Exercise
Which of the lines below hold "icon"? Please return each one.
BEGIN Source data
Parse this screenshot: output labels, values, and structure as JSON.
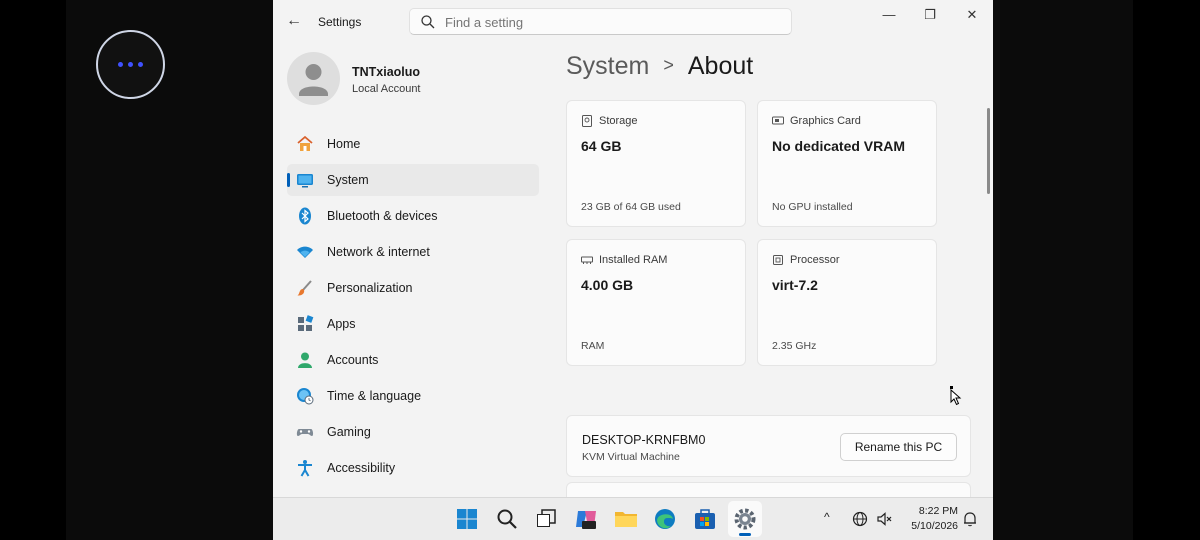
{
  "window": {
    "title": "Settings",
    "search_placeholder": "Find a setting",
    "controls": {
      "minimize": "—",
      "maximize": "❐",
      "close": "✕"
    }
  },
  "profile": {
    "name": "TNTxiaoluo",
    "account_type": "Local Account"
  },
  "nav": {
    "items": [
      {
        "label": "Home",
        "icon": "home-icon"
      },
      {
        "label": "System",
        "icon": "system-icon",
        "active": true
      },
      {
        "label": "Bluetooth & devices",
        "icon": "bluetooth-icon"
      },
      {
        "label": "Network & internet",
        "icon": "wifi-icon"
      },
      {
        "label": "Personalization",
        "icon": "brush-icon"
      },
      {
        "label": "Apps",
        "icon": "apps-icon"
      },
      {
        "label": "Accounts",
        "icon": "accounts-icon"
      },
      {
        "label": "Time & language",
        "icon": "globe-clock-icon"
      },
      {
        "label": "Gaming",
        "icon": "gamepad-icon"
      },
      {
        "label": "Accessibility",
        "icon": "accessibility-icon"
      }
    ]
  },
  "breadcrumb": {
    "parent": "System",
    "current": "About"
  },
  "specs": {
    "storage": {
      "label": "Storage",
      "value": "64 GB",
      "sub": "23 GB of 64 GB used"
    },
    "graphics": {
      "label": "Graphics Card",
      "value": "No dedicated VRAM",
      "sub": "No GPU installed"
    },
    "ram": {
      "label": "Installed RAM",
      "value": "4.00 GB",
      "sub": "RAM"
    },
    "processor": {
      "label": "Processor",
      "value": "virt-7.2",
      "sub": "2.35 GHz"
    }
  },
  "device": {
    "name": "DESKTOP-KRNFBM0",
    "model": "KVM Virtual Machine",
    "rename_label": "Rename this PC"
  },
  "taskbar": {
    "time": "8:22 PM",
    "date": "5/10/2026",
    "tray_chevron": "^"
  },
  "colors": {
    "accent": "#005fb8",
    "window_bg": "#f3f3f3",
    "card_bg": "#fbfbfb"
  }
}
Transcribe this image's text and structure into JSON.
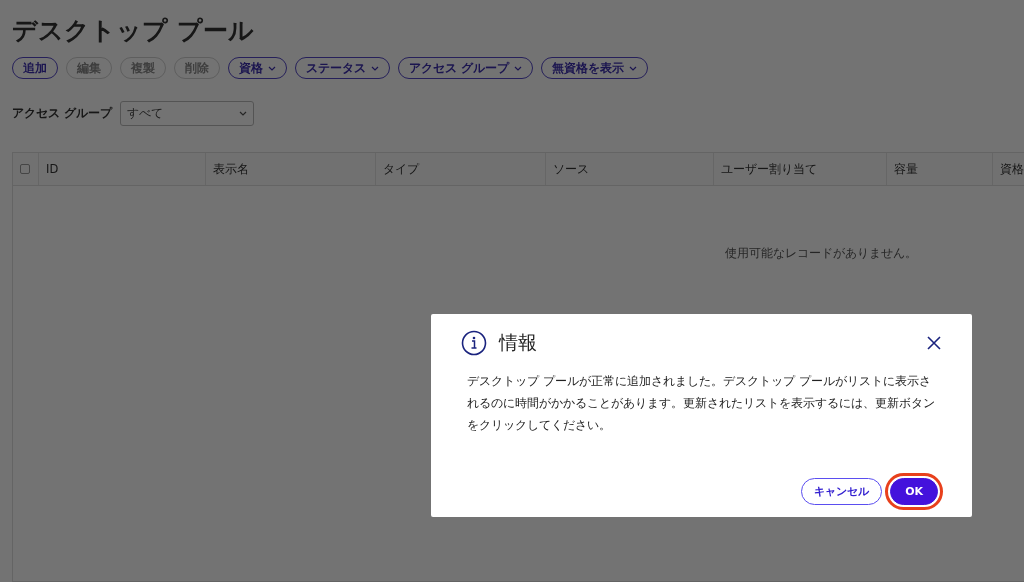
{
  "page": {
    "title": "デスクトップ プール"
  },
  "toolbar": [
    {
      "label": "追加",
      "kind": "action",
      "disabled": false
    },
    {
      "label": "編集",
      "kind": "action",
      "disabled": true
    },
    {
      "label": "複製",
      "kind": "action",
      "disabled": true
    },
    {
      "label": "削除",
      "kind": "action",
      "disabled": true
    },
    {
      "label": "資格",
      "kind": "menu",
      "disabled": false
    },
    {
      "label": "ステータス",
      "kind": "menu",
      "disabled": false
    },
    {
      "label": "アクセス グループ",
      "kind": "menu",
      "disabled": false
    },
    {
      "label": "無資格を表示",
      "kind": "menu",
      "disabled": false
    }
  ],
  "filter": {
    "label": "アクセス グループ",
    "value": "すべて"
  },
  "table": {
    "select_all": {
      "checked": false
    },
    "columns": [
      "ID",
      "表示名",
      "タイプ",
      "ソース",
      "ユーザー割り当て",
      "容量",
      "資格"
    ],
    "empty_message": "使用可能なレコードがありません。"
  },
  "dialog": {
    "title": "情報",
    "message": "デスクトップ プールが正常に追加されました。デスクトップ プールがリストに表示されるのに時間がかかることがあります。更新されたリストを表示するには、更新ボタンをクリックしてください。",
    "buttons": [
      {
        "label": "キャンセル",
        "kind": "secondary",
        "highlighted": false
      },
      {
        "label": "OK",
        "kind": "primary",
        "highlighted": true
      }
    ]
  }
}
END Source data
Exercise solution
        "icon": "home-icon"
        "icon": "system-icon",
        "icon": "bluetooth-icon"
        "icon": "wifi-icon"
        "icon": "brush-icon"
        "icon": "apps-icon"
        "icon": "accounts-icon"
        "icon": "globe-clock-icon"
        "icon": "gamepad-icon"
        "icon": "accessibility-icon"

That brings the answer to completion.